SciELO - Scientific Electronic Library Online

 
 author indexsubject indexarticles search
Home Pagealphabetic serial listing  

Services on Demand

Journal

Article

Indicators

Related links

Share


Revista Paulista de Pediatria

Print version ISSN 0103-0582

Rev. paul. pediatr. vol.33 no.1 São Paulo May 2015

 

Press Release

Introduction of soft drinks and industrialized beverages in the diet of infants attending public day care centers

Giovana Longo-Silva


Researchers from Universidade Federal de São Paulo (UNIFESP), located in São Paulo, Southeastern Brazil, have recently published a study in the March 2015 issue of Revista Paulista de Pediatria that analyzed the introduction of soft drinks and industrialized juices in the diet of infants from day care centers.

In this study, the authors emphasized that healthy eating patterns established in childhood not only bring immediate health benefits but also have an influence on future practices and preferences, in addition to being associated with health protection in adulthood. Therefore, exclusive breastfeeding is recommended as a public health measure during the first six months of life, followed by the introduction of complementary foods and the maintenance of breastfeeding up to two years of age or more. Furthermore, industrialized foods should no be given to children in their first years of life. With regard to drinks, specifically artificial beverages (e.g., soft drinks and industrialized juices), the authors point out that, in addition to the immediate harm resulting from the consumption of these beverages, such as impaired intake of breast milk and other healthy foods and inadequate nutritional intake of micronutrients, the maintenance of these beverages in the usual diet may have a medium- and long-term impact on the rates of overweight, obesity, and associated chronic diseases. In this sense, the objective of the study was to identify at what age soft drinks and industrialized juices are introduced in the diet of infants enrolled in public day care centers and compare the nutritional composition of these beverages with that of natural fruit juices.
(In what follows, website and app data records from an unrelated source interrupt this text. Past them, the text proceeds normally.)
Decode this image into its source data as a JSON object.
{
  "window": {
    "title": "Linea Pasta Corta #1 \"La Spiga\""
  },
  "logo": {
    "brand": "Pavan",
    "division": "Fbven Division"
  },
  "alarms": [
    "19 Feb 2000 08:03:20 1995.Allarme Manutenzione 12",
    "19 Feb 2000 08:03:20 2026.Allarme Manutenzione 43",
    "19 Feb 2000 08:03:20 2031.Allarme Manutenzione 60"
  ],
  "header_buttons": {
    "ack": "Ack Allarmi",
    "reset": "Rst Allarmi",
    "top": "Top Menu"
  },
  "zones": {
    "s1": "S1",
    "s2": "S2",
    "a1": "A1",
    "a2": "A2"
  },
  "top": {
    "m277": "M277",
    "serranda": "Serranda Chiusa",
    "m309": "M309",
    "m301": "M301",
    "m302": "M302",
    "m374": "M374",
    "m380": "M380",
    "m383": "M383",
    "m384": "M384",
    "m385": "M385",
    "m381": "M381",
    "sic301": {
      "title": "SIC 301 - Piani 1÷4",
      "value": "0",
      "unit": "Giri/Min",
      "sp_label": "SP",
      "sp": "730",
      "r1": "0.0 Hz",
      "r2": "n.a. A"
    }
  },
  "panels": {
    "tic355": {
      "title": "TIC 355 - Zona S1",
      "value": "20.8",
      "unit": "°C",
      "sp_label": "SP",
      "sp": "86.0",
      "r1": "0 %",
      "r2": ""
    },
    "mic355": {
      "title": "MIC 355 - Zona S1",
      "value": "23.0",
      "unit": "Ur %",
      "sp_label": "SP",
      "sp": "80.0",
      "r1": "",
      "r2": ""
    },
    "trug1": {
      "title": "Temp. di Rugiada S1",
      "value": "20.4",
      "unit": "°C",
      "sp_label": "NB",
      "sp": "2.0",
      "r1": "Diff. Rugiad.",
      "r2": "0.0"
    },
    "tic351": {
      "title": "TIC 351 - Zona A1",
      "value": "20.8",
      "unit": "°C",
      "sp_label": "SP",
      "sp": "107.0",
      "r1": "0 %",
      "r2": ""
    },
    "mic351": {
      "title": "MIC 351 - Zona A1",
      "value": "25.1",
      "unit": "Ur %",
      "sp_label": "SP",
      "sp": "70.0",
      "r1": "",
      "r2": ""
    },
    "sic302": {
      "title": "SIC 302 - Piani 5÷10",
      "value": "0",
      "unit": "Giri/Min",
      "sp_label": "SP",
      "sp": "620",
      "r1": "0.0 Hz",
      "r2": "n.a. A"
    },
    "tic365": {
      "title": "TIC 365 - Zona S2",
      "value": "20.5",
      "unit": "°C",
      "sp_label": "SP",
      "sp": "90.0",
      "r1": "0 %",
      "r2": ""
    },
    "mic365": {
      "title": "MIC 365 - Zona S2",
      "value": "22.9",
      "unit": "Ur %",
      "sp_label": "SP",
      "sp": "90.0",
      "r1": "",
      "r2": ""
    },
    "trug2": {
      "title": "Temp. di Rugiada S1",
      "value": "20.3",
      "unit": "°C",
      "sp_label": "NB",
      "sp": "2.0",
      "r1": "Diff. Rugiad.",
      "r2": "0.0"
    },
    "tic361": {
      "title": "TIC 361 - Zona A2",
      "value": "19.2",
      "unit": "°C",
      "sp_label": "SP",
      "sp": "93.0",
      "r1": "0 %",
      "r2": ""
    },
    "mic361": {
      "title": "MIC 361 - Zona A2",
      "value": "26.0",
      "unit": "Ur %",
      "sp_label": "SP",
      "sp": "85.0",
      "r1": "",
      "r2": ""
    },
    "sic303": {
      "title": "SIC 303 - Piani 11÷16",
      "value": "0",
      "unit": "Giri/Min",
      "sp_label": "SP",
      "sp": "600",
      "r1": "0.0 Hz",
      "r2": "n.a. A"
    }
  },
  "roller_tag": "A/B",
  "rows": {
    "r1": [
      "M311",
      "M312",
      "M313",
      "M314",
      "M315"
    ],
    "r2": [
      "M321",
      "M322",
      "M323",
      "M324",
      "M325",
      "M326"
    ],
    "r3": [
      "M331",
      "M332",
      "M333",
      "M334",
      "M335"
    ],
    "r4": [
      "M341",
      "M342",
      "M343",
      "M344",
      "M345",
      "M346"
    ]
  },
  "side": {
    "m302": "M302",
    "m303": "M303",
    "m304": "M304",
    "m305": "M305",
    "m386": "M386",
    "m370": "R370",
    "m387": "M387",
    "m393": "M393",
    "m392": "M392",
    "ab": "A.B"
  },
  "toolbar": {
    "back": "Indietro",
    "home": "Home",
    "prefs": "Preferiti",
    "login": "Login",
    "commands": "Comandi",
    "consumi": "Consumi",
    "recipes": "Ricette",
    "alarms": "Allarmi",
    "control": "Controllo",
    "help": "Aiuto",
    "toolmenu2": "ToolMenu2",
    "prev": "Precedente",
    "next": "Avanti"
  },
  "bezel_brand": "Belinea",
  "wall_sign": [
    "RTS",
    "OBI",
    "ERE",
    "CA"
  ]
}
An observational study was conducted in seven public day care centers in the neighborhood of Santo Amaro, city of São Paulo, Brazil, with a total of 636 children of both genders aged from 4 to 38 months. The first observation was performed in the second semester of 2007, and the second in the second semester of 2010.

"Since the consumption of artificial beverages has been currently increasing everywhere, I believe that the results of the study are relevant for the society. Our research revealed that mothers introduce industrialized juices and soft drinks very early in children's diet. These beverages are detrimental to health and should not be offered in the first years of life. However, they are consumed before the first year of life by more than a half of the children studied, and nearly 10% of the children consumed these beverages before six months of age," warns Giovana Longo-Silva, one of the authors of the study. According to her, these beverages have a 9 to 13-fold higher salt content and 15-fold lower vitamin C content compared with the composition of natural orange juice.

"The research is not innovative, but reveals interesting data not only to the scientific community but also to health care professionals, educators, and parents, in the sense of making them aware of the current dietary intake and even helping in the formulation of public health interventions and actions to fight against this new eating pattern that contributes to the increasingly earlier occurrence of overweight, obesity, and chronic diseases," highlighted Giovana. "It should also be mentioned that the children participating in the study are covered by the Brazilian National School Meal Program in the day care centers, which establishes several rules for healthy habits. However, there is a need to communicate with parents with the purpose of instructing them to maintain and expand the healthy diet in the household environment," finishes the author.

Correspondence: Giovana Longo-Silva School of Nutrition, Universidade Federal de Alagoas (UFAL), Maceió, AL, Brazil E-mail: giovana_longo@yahoo.com.br

Creative Commons License This is an Open Access article distributed under the terms of the Creative Commons Attribution Non-Commercial License, which permits unrestricted non-commercial use, distribution, and reproduction in any medium, provided the original work is properly cited.